Sense has been slowly returning to the evaluation funding and commissioning community – encouraged by the recognition in the SDGs that things are interconnected, that changes cannot be isolated from one another, and that pathways to change are seldom linear or simple. Yet some of these ideas remain firmly embedded in the psyche of large swathes of evaluators. Just consider the Wikipedia entry about impact evaluation: “Non-experimental designs are the weakest evaluation design, because to show a causal relationship between intervention and outcomes convincingly, the evaluation must demonstrate that any likely alternate explanations for the outcomes are irrelevant.” (Why don’t we correct such biased statements?).
Many of us accept the important role that RCTs play in the field, but do not want all other designs to be seen as inferior – especially when the application of RCTs for development is very limited for both practical and conceptual reasons. The significant weaknesses in RCTs should also be acknowledged (people usually do not sniff at the views of a Nobel prize winning economist).
As noted, the credibility of RCT designs was to a great extent driven by capture of a definition. So definitions are important. They can move a whole field – and huge amounts of funding – in a different, not always desirable direction.
When I started to delve into definitions for “impact assessment” or “impact evaluation in 2007, I found 34 quite different definitions within 1.5 hours of a google search. This situation has improved somewhat. In development evaluation the DAC Glossary has been widely used.
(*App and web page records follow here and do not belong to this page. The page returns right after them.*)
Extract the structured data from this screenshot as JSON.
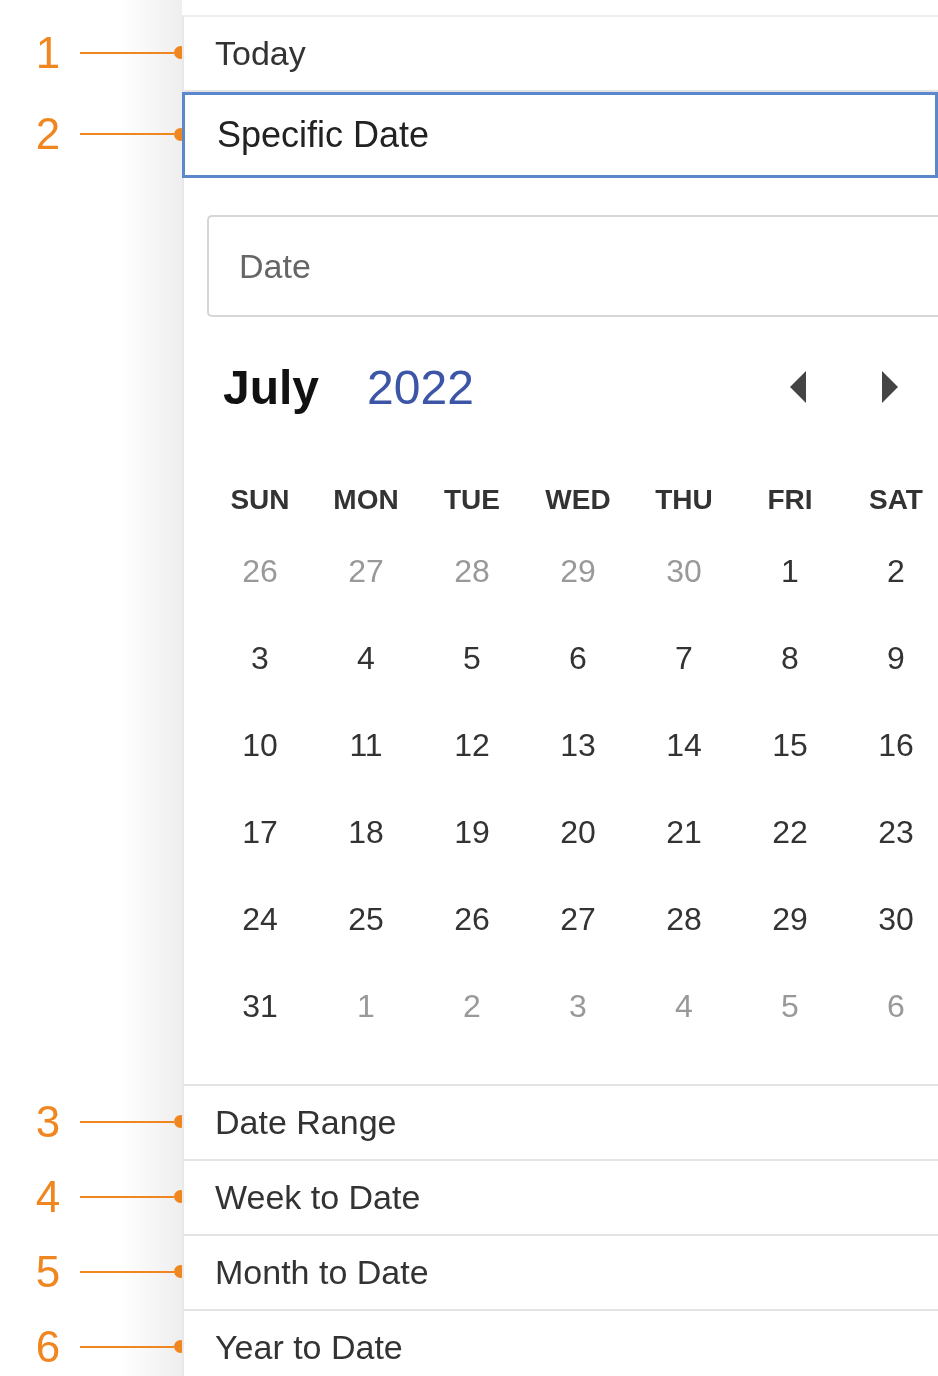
{
  "options": [
    {
      "label": "Today",
      "callout": "1",
      "selected": false
    },
    {
      "label": "Specific Date",
      "callout": "2",
      "selected": true
    },
    {
      "label": "Date Range",
      "callout": "3",
      "selected": false
    },
    {
      "label": "Week to Date",
      "callout": "4",
      "selected": false
    },
    {
      "label": "Month to Date",
      "callout": "5",
      "selected": false
    },
    {
      "label": "Year to Date",
      "callout": "6",
      "selected": false
    }
  ],
  "date_picker": {
    "field": {
      "placeholder": "Date"
    },
    "month": "July",
    "year": "2022",
    "weekdays": [
      "SUN",
      "MON",
      "TUE",
      "WED",
      "THU",
      "FRI",
      "SAT"
    ],
    "weeks": [
      [
        {
          "day": "26",
          "outside": true
        },
        {
          "day": "27",
          "outside": true
        },
        {
          "day": "28",
          "outside": true
        },
        {
          "day": "29",
          "outside": true
        },
        {
          "day": "30",
          "outside": true
        },
        {
          "day": "1",
          "outside": false
        },
        {
          "day": "2",
          "outside": false
        }
      ],
      [
        {
          "day": "3",
          "outside": false
        },
        {
          "day": "4",
          "outside": false
        },
        {
          "day": "5",
          "outside": false
        },
        {
          "day": "6",
          "outside": false
        },
        {
          "day": "7",
          "outside": false
        },
        {
          "day": "8",
          "outside": false
        },
        {
          "day": "9",
          "outside": false
        }
      ],
      [
        {
          "day": "10",
          "outside": false
        },
        {
          "day": "11",
          "outside": false
        },
        {
          "day": "12",
          "outside": false
        },
        {
          "day": "13",
          "outside": false
        },
        {
          "day": "14",
          "outside": false
        },
        {
          "day": "15",
          "outside": false
        },
        {
          "day": "16",
          "outside": false
        }
      ],
      [
        {
          "day": "17",
          "outside": false
        },
        {
          "day": "18",
          "outside": false
        },
        {
          "day": "19",
          "outside": false
        },
        {
          "day": "20",
          "outside": false
        },
        {
          "day": "21",
          "outside": false
        },
        {
          "day": "22",
          "outside": false
        },
        {
          "day": "23",
          "outside": false
        }
      ],
      [
        {
          "day": "24",
          "outside": false
        },
        {
          "day": "25",
          "outside": false
        },
        {
          "day": "26",
          "outside": false
        },
        {
          "day": "27",
          "outside": false
        },
        {
          "day": "28",
          "outside": false
        },
        {
          "day": "29",
          "outside": false
        },
        {
          "day": "30",
          "outside": false
        }
      ],
      [
        {
          "day": "31",
          "outside": false
        },
        {
          "day": "1",
          "outside": true
        },
        {
          "day": "2",
          "outside": true
        },
        {
          "day": "3",
          "outside": true
        },
        {
          "day": "4",
          "outside": true
        },
        {
          "day": "5",
          "outside": true
        },
        {
          "day": "6",
          "outside": true
        }
      ]
    ]
  }
}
The 3ie glossary for impact evaluation is also useful, although the definitions should not always be taken at face value, given their rather narrow perspective on what constitutes credible evidence.
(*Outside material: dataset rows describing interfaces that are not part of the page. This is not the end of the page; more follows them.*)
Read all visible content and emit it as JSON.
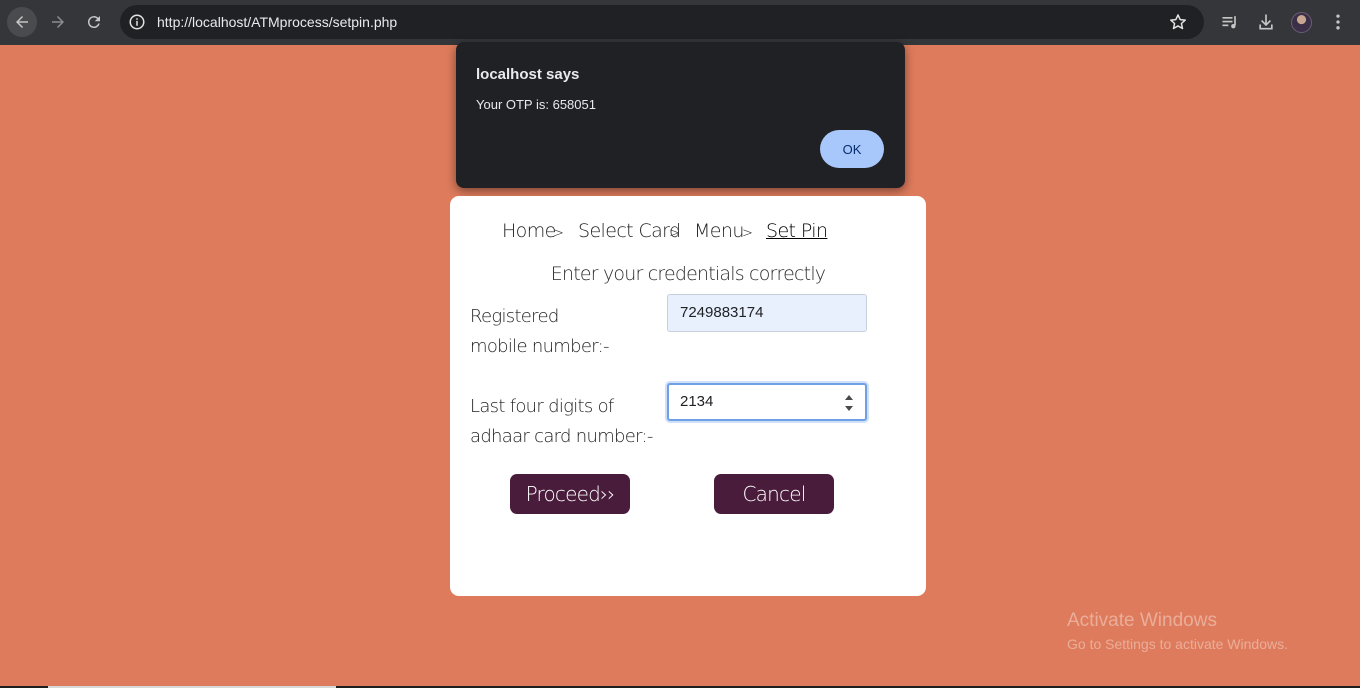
{
  "browser": {
    "url": "http://localhost/ATMprocess/setpin.php",
    "icons": [
      "back-arrow-icon",
      "forward-arrow-icon",
      "reload-icon",
      "site-info-icon",
      "bookmark-star-icon",
      "media-control-icon",
      "download-icon",
      "profile-avatar",
      "more-menu-icon"
    ]
  },
  "dialog": {
    "title": "localhost says",
    "message": "Your OTP is: 658051",
    "ok_label": "OK"
  },
  "breadcrumb": {
    "items": [
      "Home",
      "Select Card",
      "Menu",
      "Set Pin"
    ],
    "separator": ">"
  },
  "form": {
    "subtitle": "Enter your credentials correctly",
    "mobile_label_line1": "Registered",
    "mobile_label_line2": "mobile number:-",
    "mobile_value": "7249883174",
    "aadhaar_label_line1": "Last four digits of",
    "aadhaar_label_line2": "adhaar card number:-",
    "aadhaar_value": "2134",
    "proceed_label": "Proceed››",
    "cancel_label": "Cancel"
  },
  "watermark": {
    "line1": "Activate Windows",
    "line2": "Go to Settings to activate Windows."
  },
  "colors": {
    "page_background": "#de7b5c",
    "button": "#4a1c3c",
    "dialog_background": "#202124",
    "ok_button": "#a8c7fa"
  }
}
So this glossary, compiled by the Impact Management Project primarily for use by the private sector, is very welcome indeed, and very useful for all evaluators. It is the first effort to bring coherence to the field, and is seen as a living document that will continue to evolve. Here you can read more about how, by whom and why it was put together. There are many definitions that can be improved, such as the one on Impact Evaluation, but that exactly makes it an effort that should be supported. This is one example where private sector driven engagement with evaluative practice is overtaking conventional evaluation efforts (there are more – to be discussed in a separate post).
It will be especially important for evaluation communities in the Global South to make sure that the definitions capture the subtleties and nuances of their contexts. A concerted effort in this regard will be highly desirable.
Of course, such glossaries do not at all capture the interesting issues and challenges when evaluation terms are translated into, or reflected in indigenous local languages. That requires a blog post all on its own.
Zenda Ofir is an independent South African evaluator at present based near Geneva. She works primarily in Africa and Asia, and advises organisations around the world. She is a former AfrEA President, IOCE and IDEAS Vice-President, AEA Board member, Honorary Professor at Stellenbosch University, Richard von Weizsäcker Fellow, and at present Interim Council Chair of the new International Evaluation Academy.